| TASK GOAL |
Across the entries, count the lines that include "emoji" and report only that number.

| SUPPLIED RECORDS |

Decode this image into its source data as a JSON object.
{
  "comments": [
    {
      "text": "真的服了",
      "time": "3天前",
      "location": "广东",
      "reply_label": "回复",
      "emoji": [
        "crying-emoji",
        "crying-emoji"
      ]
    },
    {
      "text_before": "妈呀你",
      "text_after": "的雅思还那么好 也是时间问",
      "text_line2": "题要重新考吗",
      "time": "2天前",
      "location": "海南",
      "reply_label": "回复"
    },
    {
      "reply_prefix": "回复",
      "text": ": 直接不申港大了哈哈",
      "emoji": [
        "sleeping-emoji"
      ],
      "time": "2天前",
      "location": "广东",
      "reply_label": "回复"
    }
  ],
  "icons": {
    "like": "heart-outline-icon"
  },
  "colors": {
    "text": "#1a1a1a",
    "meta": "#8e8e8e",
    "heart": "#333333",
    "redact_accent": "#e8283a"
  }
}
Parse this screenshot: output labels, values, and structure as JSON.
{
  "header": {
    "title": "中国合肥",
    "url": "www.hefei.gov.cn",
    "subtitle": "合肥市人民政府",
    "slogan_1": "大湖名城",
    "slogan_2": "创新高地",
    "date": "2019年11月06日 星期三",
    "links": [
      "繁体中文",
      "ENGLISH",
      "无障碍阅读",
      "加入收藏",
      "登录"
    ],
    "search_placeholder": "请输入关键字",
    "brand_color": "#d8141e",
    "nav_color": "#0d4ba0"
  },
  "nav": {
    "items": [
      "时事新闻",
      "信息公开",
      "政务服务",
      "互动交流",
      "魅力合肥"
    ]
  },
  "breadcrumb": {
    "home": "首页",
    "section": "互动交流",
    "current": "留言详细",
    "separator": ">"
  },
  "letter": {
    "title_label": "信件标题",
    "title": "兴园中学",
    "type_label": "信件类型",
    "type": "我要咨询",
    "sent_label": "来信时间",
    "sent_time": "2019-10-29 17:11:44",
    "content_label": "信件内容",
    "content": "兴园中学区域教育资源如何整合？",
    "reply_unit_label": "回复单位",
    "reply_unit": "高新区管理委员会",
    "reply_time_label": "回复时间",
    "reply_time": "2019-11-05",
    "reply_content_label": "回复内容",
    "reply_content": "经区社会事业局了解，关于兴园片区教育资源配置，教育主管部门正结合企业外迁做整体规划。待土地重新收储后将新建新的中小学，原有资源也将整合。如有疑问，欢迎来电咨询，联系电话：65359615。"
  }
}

| ANSWER SECTION |
5